Free Trial

Safari Books Online is a digital library providing on-demand subscription access to thousands of learning resources.


Share this Page URL
Help

Chapter 32: Online Multi-Contextual Analysis > SOCIAL NETWORK SITES - Pg. 543

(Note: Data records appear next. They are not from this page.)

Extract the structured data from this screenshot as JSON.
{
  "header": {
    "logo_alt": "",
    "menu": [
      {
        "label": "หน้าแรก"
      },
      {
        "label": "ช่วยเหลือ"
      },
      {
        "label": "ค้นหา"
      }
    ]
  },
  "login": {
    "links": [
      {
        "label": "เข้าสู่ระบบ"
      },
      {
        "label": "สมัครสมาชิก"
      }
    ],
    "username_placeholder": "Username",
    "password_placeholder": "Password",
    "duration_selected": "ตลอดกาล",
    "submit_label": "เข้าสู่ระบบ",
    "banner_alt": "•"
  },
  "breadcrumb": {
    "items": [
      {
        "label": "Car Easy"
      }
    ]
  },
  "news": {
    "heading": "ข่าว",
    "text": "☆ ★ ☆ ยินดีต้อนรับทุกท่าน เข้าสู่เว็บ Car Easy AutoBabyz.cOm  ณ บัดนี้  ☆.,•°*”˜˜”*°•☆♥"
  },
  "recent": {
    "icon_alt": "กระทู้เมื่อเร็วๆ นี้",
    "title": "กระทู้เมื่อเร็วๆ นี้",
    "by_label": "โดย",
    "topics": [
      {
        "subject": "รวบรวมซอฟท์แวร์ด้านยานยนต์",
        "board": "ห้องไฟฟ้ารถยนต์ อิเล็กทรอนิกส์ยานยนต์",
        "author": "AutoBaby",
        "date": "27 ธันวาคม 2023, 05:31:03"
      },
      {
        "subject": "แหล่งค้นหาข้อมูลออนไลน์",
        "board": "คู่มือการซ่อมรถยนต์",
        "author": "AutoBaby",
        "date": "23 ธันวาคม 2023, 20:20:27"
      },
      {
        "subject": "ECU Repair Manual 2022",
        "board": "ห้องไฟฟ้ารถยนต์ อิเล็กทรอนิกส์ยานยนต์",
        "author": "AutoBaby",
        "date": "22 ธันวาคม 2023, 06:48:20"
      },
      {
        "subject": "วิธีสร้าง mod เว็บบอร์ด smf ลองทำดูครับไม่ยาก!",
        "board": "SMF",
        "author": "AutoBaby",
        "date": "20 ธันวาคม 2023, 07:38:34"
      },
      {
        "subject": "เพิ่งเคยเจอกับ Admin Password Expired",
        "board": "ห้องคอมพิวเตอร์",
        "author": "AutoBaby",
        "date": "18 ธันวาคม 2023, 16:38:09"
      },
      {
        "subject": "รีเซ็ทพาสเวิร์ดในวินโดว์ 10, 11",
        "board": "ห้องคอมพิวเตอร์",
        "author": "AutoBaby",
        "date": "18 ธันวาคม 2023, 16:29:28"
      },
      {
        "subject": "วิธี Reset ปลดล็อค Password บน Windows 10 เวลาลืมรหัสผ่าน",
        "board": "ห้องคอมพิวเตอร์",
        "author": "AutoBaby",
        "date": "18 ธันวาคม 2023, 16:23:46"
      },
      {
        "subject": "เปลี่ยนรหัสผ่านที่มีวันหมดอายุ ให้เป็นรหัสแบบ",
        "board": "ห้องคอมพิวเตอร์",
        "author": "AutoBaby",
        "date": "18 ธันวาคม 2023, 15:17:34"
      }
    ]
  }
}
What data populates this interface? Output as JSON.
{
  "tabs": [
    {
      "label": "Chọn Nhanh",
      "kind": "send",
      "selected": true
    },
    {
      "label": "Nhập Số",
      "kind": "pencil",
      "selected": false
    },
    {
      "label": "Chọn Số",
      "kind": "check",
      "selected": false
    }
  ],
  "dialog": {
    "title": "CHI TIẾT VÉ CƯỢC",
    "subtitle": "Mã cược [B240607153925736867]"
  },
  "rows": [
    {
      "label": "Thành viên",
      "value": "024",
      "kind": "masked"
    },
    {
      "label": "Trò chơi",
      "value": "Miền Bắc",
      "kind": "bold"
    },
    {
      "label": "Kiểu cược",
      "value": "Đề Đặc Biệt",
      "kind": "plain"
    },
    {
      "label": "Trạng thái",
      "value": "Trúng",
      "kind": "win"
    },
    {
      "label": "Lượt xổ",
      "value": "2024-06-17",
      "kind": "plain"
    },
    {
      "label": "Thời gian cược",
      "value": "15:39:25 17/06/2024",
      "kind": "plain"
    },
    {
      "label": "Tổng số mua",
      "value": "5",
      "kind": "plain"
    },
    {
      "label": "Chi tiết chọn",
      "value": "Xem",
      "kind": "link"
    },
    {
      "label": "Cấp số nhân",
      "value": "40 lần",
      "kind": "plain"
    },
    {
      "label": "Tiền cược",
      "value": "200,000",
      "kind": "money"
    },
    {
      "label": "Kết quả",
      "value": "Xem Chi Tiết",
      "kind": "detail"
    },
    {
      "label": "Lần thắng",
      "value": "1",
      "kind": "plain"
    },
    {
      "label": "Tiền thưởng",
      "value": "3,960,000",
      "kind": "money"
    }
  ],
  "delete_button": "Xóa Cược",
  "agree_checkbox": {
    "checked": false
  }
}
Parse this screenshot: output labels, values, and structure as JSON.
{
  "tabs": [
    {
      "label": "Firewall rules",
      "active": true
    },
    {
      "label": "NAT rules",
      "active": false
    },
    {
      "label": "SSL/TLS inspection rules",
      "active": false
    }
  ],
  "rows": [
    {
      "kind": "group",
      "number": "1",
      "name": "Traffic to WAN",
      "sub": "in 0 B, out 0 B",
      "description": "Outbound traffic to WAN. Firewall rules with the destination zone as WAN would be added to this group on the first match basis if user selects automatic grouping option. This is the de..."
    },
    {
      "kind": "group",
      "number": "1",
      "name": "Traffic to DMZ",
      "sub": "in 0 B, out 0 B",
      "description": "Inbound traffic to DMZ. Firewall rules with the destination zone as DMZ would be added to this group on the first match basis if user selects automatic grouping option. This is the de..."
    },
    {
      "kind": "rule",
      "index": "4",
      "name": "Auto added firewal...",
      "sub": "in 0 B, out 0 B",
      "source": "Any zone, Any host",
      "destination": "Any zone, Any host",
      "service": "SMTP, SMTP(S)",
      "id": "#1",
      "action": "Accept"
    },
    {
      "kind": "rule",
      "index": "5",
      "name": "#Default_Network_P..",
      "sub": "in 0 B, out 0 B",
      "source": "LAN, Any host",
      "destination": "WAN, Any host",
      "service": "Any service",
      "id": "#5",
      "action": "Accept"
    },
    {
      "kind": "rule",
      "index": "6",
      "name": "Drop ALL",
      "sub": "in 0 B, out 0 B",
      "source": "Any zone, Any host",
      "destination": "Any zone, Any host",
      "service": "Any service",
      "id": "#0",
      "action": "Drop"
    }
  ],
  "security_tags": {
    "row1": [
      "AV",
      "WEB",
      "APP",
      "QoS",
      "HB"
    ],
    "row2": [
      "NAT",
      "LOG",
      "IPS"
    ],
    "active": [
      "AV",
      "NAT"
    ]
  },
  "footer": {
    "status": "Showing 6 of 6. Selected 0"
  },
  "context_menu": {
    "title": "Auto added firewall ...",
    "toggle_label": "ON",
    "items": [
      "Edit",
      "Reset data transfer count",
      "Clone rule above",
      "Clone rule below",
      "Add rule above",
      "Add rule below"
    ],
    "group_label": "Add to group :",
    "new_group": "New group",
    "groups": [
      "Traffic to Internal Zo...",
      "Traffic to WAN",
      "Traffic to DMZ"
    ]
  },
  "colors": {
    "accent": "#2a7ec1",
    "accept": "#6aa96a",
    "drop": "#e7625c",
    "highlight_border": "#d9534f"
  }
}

Online Multi-Contextual Analysis primary focus of these studies has been on the social change affected by the SNS, as well as the complex intersection between social change and system design and use. Key issues addressed in terms of social change are the development and maintenance of social relationships online and offline, the representation and changing notions of the self on these sites, and changes around privacy perception and enactment. However, with emerging research streams, new research struggles also arise. Similar to studies of the Internet, stud- ies of social media wrestle with the limitations of `old' data collection methods for examining these new media forms (Quan-Haase, Wellman, Witte & Hampton, 2002). This chapter adds to the current discussion of new media and methodological concerns, opportu- nities, and challenges (Markham & Baym, 2009) by proposing a new approach to the study of SNSs. Specifically, we examine the utility and feasibility data on profile choices, and an overview of site navigation and usage. We show in the chapter how OMCA's key principles help in gaining insight into users' decisions about how to use SNSs and the motivations for certain behaviors on the sites. This is, to our knowledge, a much neglected area of investigation in SNSs research. This chapter commences with a review of the current work on SNSs, focusing in particular on the methodological approaches employed by researchers. Then the chapter shifts to describe OMCA as a new approach to investigating SNSs and learning about users' perceptions and attitudes directly. What follows is a review of two examples of research projects that illustrate the application of OMCA to SNS research: (1) Fieldtrip, an online community platform that combined user surveys with detailed records of member activity on the site and (2) an examination of Facebook, which paired profile data with user commentary and